■ **Exercise objective**
Whenever a line contains the string "Initial", copy it out of the entries.
-------- Data section --------
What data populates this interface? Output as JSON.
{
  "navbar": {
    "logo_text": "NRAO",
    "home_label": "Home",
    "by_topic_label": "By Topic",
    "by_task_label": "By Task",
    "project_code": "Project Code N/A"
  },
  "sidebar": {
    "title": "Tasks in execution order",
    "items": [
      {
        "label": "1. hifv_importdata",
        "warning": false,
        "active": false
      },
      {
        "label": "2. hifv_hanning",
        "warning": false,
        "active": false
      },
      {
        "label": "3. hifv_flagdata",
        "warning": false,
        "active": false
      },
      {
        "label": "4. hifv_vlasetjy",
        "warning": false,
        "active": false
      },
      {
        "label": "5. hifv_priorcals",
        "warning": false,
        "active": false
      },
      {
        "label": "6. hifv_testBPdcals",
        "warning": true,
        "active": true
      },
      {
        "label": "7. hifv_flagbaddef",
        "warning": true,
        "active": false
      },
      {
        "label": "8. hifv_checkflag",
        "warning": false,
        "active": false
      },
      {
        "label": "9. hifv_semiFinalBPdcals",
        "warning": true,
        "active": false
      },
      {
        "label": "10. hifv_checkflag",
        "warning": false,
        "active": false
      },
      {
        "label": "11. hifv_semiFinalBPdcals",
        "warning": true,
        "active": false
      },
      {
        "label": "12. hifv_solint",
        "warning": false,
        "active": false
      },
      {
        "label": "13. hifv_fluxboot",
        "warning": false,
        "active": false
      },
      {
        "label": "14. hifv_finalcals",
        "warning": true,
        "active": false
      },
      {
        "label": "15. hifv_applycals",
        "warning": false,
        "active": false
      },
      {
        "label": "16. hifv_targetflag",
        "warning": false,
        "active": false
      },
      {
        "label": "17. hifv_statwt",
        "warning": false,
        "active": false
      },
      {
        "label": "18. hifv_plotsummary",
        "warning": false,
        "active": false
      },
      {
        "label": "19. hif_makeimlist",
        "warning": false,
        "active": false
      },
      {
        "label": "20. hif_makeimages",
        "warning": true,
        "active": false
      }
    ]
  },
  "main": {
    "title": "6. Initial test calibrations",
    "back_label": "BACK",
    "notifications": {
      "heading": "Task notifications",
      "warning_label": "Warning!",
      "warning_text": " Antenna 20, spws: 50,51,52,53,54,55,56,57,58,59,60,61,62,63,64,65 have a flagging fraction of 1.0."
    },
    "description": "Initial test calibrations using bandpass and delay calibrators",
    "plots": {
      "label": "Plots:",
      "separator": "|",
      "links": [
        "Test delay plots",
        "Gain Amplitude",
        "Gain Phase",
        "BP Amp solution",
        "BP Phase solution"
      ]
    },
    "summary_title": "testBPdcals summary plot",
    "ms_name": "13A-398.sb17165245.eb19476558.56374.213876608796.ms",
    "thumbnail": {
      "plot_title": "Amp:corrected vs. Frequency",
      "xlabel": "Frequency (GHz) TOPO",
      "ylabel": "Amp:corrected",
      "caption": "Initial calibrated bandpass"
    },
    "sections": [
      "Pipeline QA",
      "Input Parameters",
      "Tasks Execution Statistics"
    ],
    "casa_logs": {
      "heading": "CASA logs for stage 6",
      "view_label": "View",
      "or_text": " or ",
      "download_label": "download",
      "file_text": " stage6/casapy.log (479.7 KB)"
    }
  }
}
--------
■ **Written reply**
    "title": "6. Initial test calibrations",
    "description": "Initial test calibrations using bandpass and delay calibrators",
      "caption": "Initial calibrated bandpass"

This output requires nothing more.